Eating certain foods does not “cause” eczema, but it certainly plays a role in your body’s reaction. That's why maintaining an eczema-friendly diet is essential to managing your condition overall. Eating anti-inflammatory foods may help reduce eczema symptoms whereas other foods may trigger a bad flare-up.
It’s important to remember that not everyone will have the same reactions or experience flare ups to the same foods.
Try an Eczema Elimination Diet
A food-sensitive allergy will likely occur within 6-24 hours after consumption. It’s possible, however, that the reaction will be delayed.
If you don’t know which foods are triggering your flare-ups, we suggest trying an eczema elimination diet. As the name suggests, this involves removing certain foods from your diet for a specific amount of time (usually a month) and then slowly reincorporating. Monitoring the results and determining which caused a reaction can help you pinpoint exactly which foods are triggering your eczema.
Before attempting an elimination diet, we strongly recommend you speak to your doctor or dietitian, especially if children are involved. This is to ensure that your or your little one’s diet is still well-balanced with all essential nutrients.
Foods to Avoid
If you notice a flare-up after eating a certain food or you know that you are particularly sensitive to something, it’s best to limit or avoid that food. Typically, these common food culprits include:
- Citrus fruits (such as lemons, grapefruit, and limes)
- Gluten or wheat (such as barley, pasta, baked goods, and beer or malt beverages)
- Spices (such as vanilla, cloves, and cinnamon)
- Dairy products
- Red Meat
Other foods known to trigger inflammation include processed foods containing preservatives and artificial ingredients.
The next time you go grocery shopping, stay clear from packaged deli meats, microwavable dinners, and even canned fruits and vegetables. Aim to avoid refined sugar as well, since sugar causes your insulin levels to spike, which can lead to inflammation. Examples of food high in sugar include soft drinks, fast food, and sweets.
As mentioned earlier, everyone is unique and may experience different reactions to foods. That’s why it’s so important to understand your body.
Recommended Anti-Inflammatory Foods
An anti-inflammatory diet focuses on fiber-rich foods. It consists of lean proteins, whole grains, healthy fats, and fresh produce. Here are some of our favourites:
- Fruits (cherries, blueberries, grapes)
- Vegetables (brussel sprouts, broccoli, cauliflower, leafy greens)
- Olive oil, flaxseed oil, and coconut oil
- Fish, which are high in omega-3 fatty acids (salmon, sardines, shrimp, trout)
Foods that are high in probiotics, such as miso soup, sourdough bread, and tempeh are also good for eczema as well as foods that are high in quercetin. Quercetin is a powerful antioxidant and antihistamine and can be found in apples, kale, and spinach.
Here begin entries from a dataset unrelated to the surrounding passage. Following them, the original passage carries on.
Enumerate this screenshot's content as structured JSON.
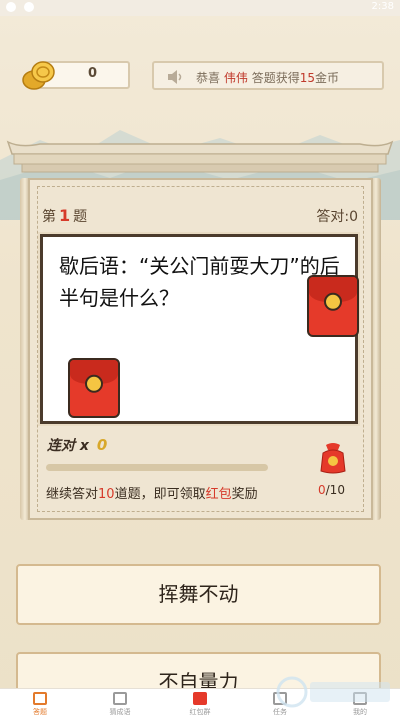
{
  "status_bar": {
    "time": "2:38"
  },
  "coins": {
    "value": "0"
  },
  "notice": {
    "prefix": "恭喜",
    "name": "伟伟",
    "middle": "答题获得",
    "amount": "15",
    "suffix": "金币"
  },
  "question": {
    "number_prefix": "第",
    "number": "1",
    "number_suffix": "题",
    "answered_label": "答对:0",
    "text": "歇后语：“关公门前耍大刀”的后半句是什么？"
  },
  "streak": {
    "label": "连对 x",
    "value": "0"
  },
  "progress": {
    "fraction": 0
  },
  "tip": {
    "pre": "继续答对",
    "count": "10",
    "mid": "道题，即可领取",
    "reward": "红包",
    "post": "奖励"
  },
  "bag": {
    "current": "0",
    "total": "/10"
  },
  "options": [
    "挥舞不动",
    "不自量力"
  ],
  "tabs": [
    {
      "label": "答题",
      "icon": "quiz-icon",
      "active": true
    },
    {
      "label": "猜成语",
      "icon": "idiom-icon",
      "active": false
    },
    {
      "label": "红包群",
      "icon": "red-packet-icon",
      "active": false
    },
    {
      "label": "任务",
      "icon": "task-icon",
      "active": false
    },
    {
      "label": "我的",
      "icon": "profile-icon",
      "active": false
    }
  ],
  "colors": {
    "accent": "#e37a2b",
    "highlight_red": "#d63a2a",
    "gold": "#d8a82b"
  }
}
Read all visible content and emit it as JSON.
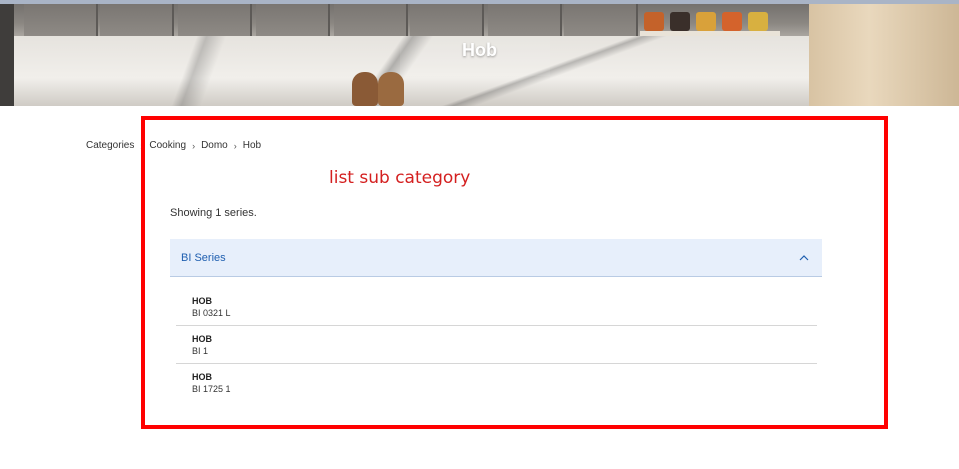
{
  "hero": {
    "title": "Hob"
  },
  "breadcrumb": {
    "items": [
      "Categories",
      "Cooking",
      "Domo",
      "Hob"
    ],
    "separator": "›"
  },
  "annotation": {
    "label": "list sub category",
    "color": "#ff0000"
  },
  "content": {
    "showing_text": "Showing 1 series.",
    "series": {
      "title": "BI Series",
      "expanded": true,
      "header_bg": "#e7effb",
      "title_color": "#1f5fb0",
      "icon": "chevron-up-icon",
      "products": [
        {
          "type": "HOB",
          "code": "BI 0321 L"
        },
        {
          "type": "HOB",
          "code": "BI 1"
        },
        {
          "type": "HOB",
          "code": "BI 1725 1"
        }
      ]
    }
  }
}
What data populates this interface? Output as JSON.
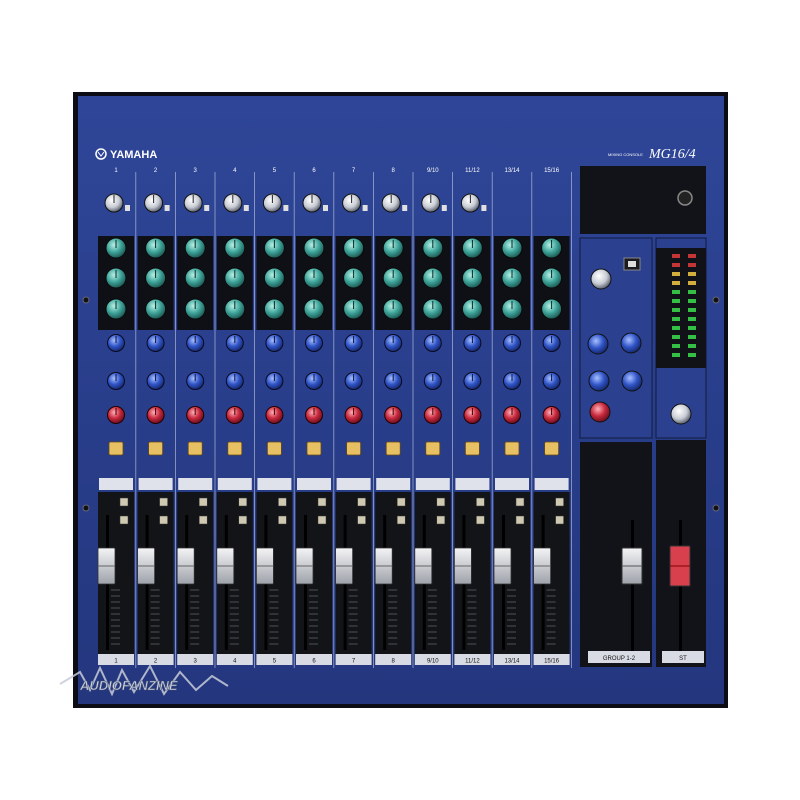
{
  "brand": {
    "name": "YAMAHA",
    "model": "MG16/4",
    "subtitle": "MIXING CONSOLE"
  },
  "watermark": {
    "text": "AUDIOFANZINE"
  },
  "channels": [
    {
      "top": "1",
      "bottom": "1"
    },
    {
      "top": "2",
      "bottom": "2"
    },
    {
      "top": "3",
      "bottom": "3"
    },
    {
      "top": "4",
      "bottom": "4"
    },
    {
      "top": "5",
      "bottom": "5"
    },
    {
      "top": "6",
      "bottom": "6"
    },
    {
      "top": "7",
      "bottom": "7"
    },
    {
      "top": "8",
      "bottom": "8"
    },
    {
      "top": "9/10",
      "bottom": "9/10"
    },
    {
      "top": "11/12",
      "bottom": "11/12"
    },
    {
      "top": "13/14",
      "bottom": "13/14"
    },
    {
      "top": "15/16",
      "bottom": "15/16"
    }
  ],
  "master": {
    "group_label": "GROUP 1-2",
    "stereo_label": "ST"
  },
  "colors": {
    "panel": "#2a3f8c",
    "panel_dark": "#1c2b66",
    "eq_knob": "#3fa59b",
    "aux_knob": "#3155c8",
    "pan_knob": "#c8283c",
    "on_button": "#e8c064",
    "meter_green": "#39d34a",
    "group_fader_cap": "#d0d0d8",
    "stereo_fader_cap": "#d8404e"
  }
}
The Eczema Detox
Unlike a regular "detox" which involves removing unhealthy foods and drinks from your diet for a certain period of time, the Eczema Detox written by Karen Fischer is specially designed for those with itchy, red skin. How? By focusing on reducing your intake of natural chemicals. This includes salicylates and amines - including those found in "healthy food" such as avocado, tomato, citrus fruits and kiwi fruit. It might sound shocking, but the whole purpose of reducing these natural chemicals is to give your liver a break from chemical overload and correct these imbalances.
Karen's Top Eczema-Friendly Foods
- Mung Bean Sprouts
The Eczema Diet Book
To give you a more thorough understanding of your body and its relationship with food, we highly recommend you read The Eczema Detox by Karen Fischer. In it, she not only explores how natural food chemicals can trigger eczema but also shares her low chemical elimination diet for healing eczema from within.
Plus, it features delicious eczema diet recipes that the whole family can enjoy.
Bio: Laura is a contributor and content developer for The Eczema Company. She is in no way a medical professional. Her comments, suggestions, and reflections are not intended to replace any medical advice. Always seek the help of a medical professional before undertaking any diet or lifestyle changes.